Anderson, D., Imdieke, S., & Standerford, N. S. (2011). Feedback please: Studying self in the online classroom. International Journal of Instruction, 4(1), 3-15. Retrieved from http://search.ebscohost.com/login.aspx?direct=true&db=ehh&AN=69726556&site=eds-live

Ebrahimi, A. (2011). How does early feedback in an online programming course change problem solving? Journal of Educational Technology Systems, 40(4), 371-379. Retrieved from http://search.ebscohost.com/login.aspx?direct=true&db=ehh&AN=79629576&site=eds-live

Espasa, A., & Meneses, J. (2010). Analysing feedback processes in an online teaching and learning environment: An exploratory study. Higher Education: The International Journal of Higher Education and Educational Planning, 59(3), 277-292. Retrieved from http://search.ebscohost.com/login.aspx?direct=true&db=eric&AN=EJ872788&site=eds-live;http://dx.doi.org/10.1007/s10734-009-9247-4

Gallien, T., & Oomen-Early, J. (2008). Personalized versus collective instructor feedback in the online courseroom: Does type of feedback affect student satisfaction, academic performance and perceived connectedness with the instructor? International Journal on E-Learning, 7(3), 463-476. Retrieved from http://search.ebscohost.com/login.aspxdirect=true&db=ehh&AN=33019006&site=eds-live

Getzlaf, B., Perry, B., Toffner, G., Lamarche, K., & Edwards, M. (2009). Effective instructor feedback: Perceptions of online graduate students. Journal of Educators Online, 6(2)  Retrieved from http://search.ebscohost.com/login.aspx?direct=true&db=eric&AN=EJ904070&site=eds-live

Haythornthwaite, C., & Andrews, R. (2011) E-learning Theory & Practice. London: Sage


1 comment:

  1. Fine work again. I am linking an audio feedback this time.

    http://vocaroo.com/i/s00mibRlLlwN

    I reference Moore's Theory of Transactional distance. You can read Moore's original work but a more recent iteration can be found at:

    Giossos, Y., Koutsouba, M., Lionarakis, A., & Skavantzos, K. (2009). Reconsidering Moore’s transactional distance theory.
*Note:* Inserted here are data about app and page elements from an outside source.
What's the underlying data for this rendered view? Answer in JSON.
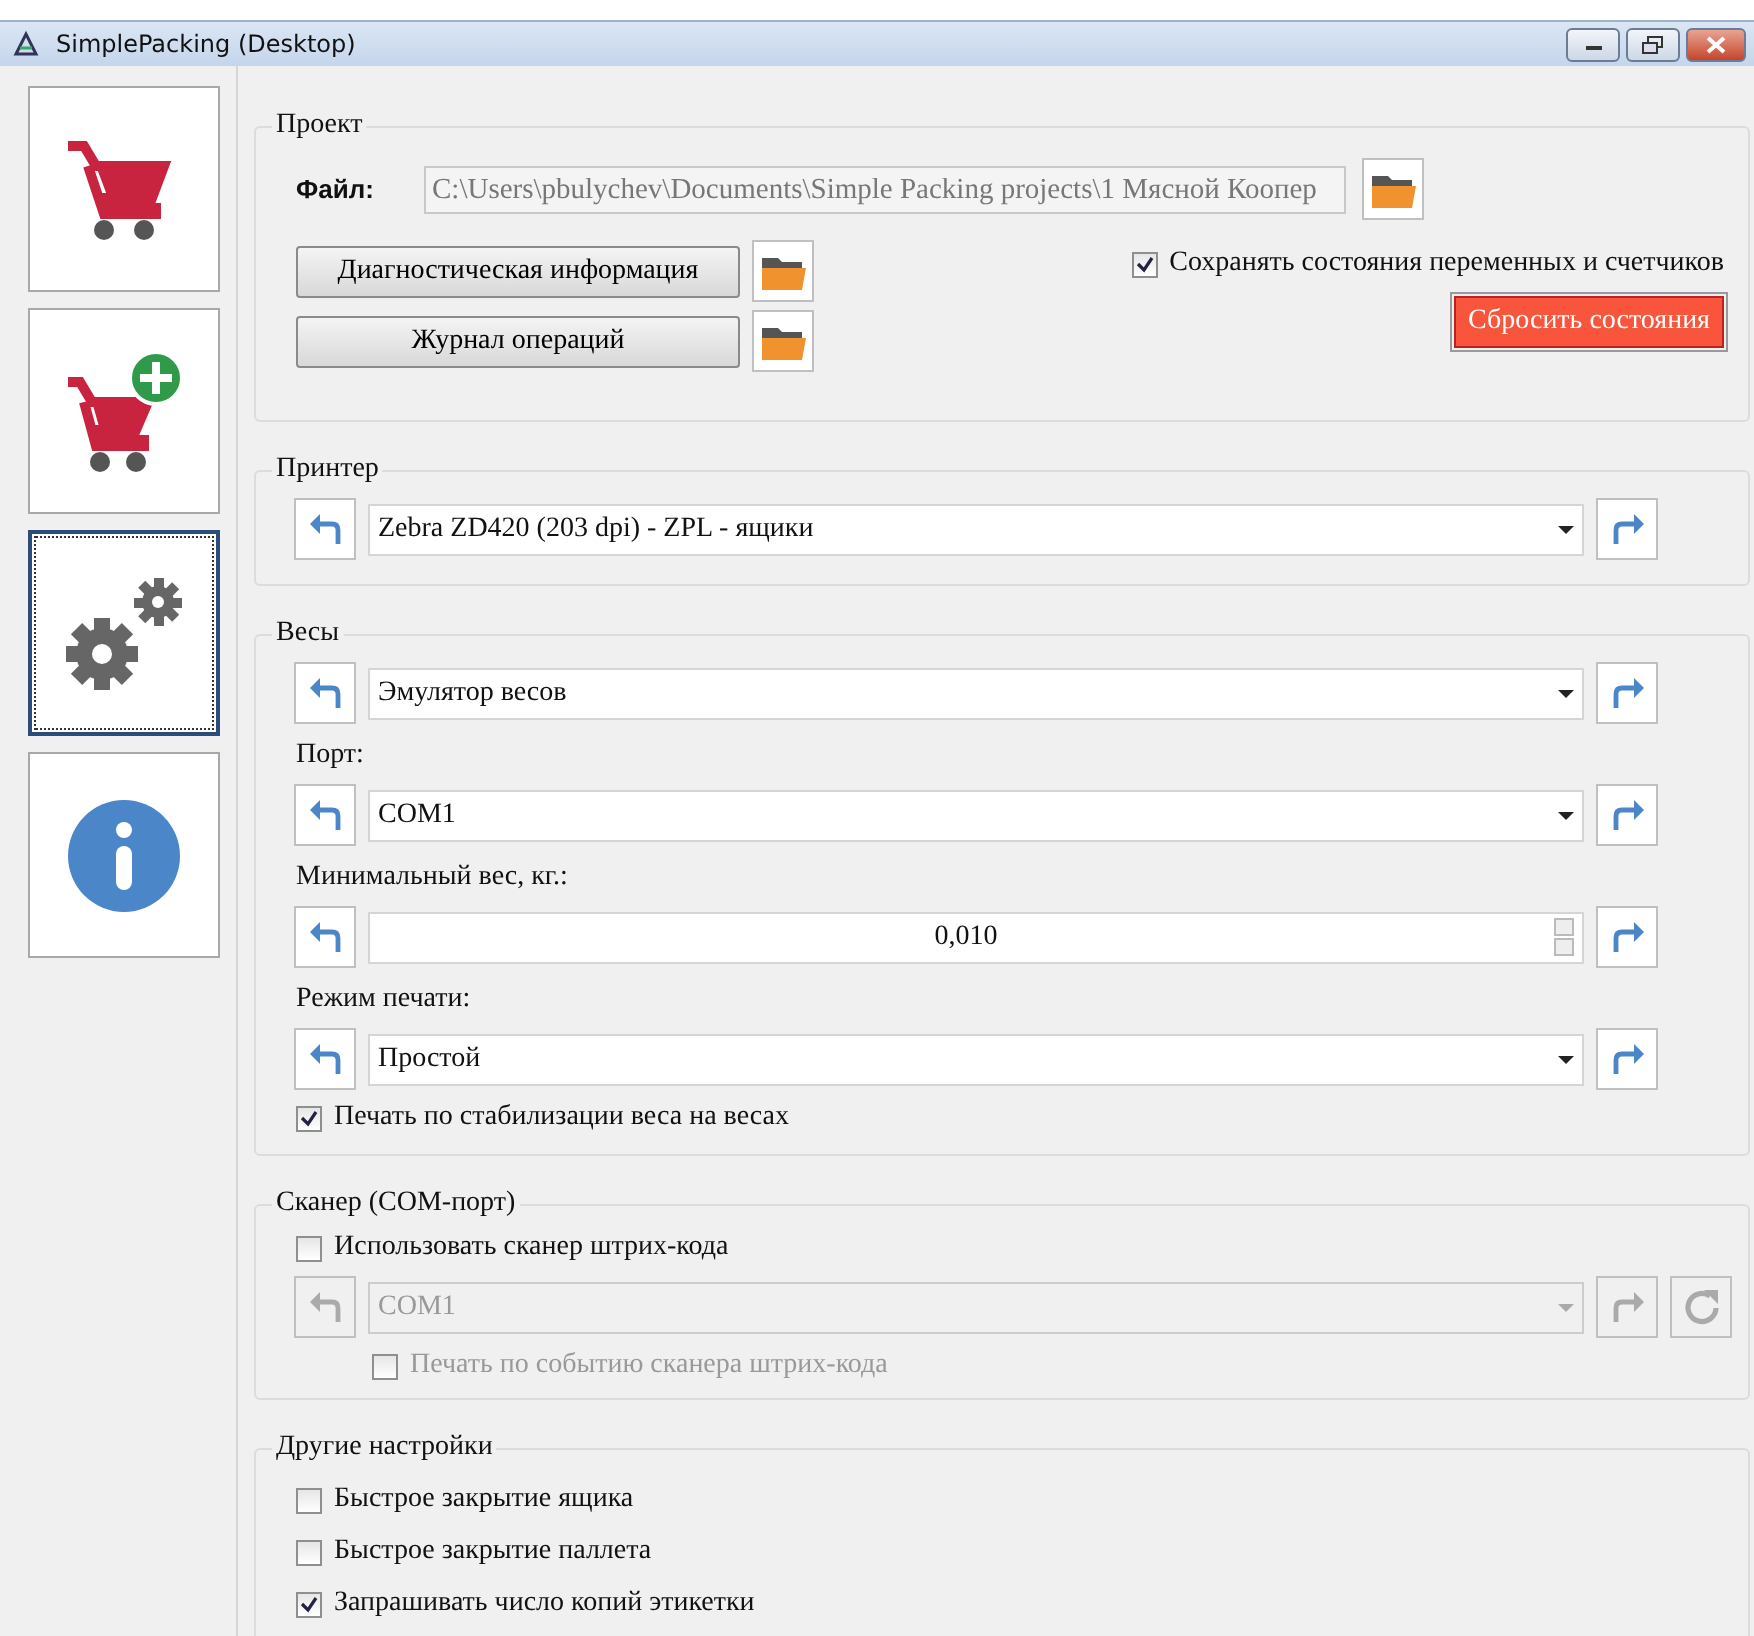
{
  "window": {
    "title": "SimplePacking (Desktop)"
  },
  "sidebar": {
    "items": [
      {
        "kind": "cart",
        "selected": false
      },
      {
        "kind": "cart-add",
        "selected": false
      },
      {
        "kind": "settings",
        "selected": true
      },
      {
        "kind": "info",
        "selected": false
      }
    ]
  },
  "project": {
    "title": "Проект",
    "file_label": "Файл:",
    "file_path": "C:\\Users\\pbulychev\\Documents\\Simple Packing projects\\1 Мясной Коопер",
    "buttons": [
      "Диагностическая информация",
      "Журнал операций"
    ],
    "save_state": {
      "label": "Сохранять состояния переменных и счетчиков",
      "checked": true
    },
    "reset_button": "Сбросить состояния"
  },
  "printer": {
    "title": "Принтер",
    "value": "Zebra ZD420 (203 dpi) - ZPL - ящики"
  },
  "scales": {
    "title": "Весы",
    "fields": [
      {
        "kind": "select",
        "value": "Эмулятор весов"
      },
      {
        "kind": "select",
        "label": "Порт:",
        "value": "COM1"
      },
      {
        "kind": "spin",
        "label": "Минимальный вес, кг.:",
        "value": "0,010"
      },
      {
        "kind": "select",
        "label": "Режим печати:",
        "value": "Простой"
      }
    ],
    "checkbox": {
      "label": "Печать по стабилизации веса на весах",
      "checked": true
    }
  },
  "scanner": {
    "title": "Сканер (COM-порт)",
    "use_checkbox": {
      "label": "Использовать сканер штрих-кода",
      "checked": false
    },
    "port": {
      "value": "COM1",
      "disabled": true
    },
    "event_checkbox": {
      "label": "Печать по событию сканера штрих-кода",
      "checked": false,
      "disabled": true
    }
  },
  "other": {
    "title": "Другие настройки",
    "checkboxes": [
      {
        "label": "Быстрое закрытие ящика",
        "checked": false
      },
      {
        "label": "Быстрое закрытие паллета",
        "checked": false
      },
      {
        "label": "Запрашивать число копий этикетки",
        "checked": true
      }
    ]
  }
}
European Journal of Open, Distance and E-Learning. Retrieved from http://www.eurodl.org/?article=374

    ReplyDelete

Disqus for Online Learning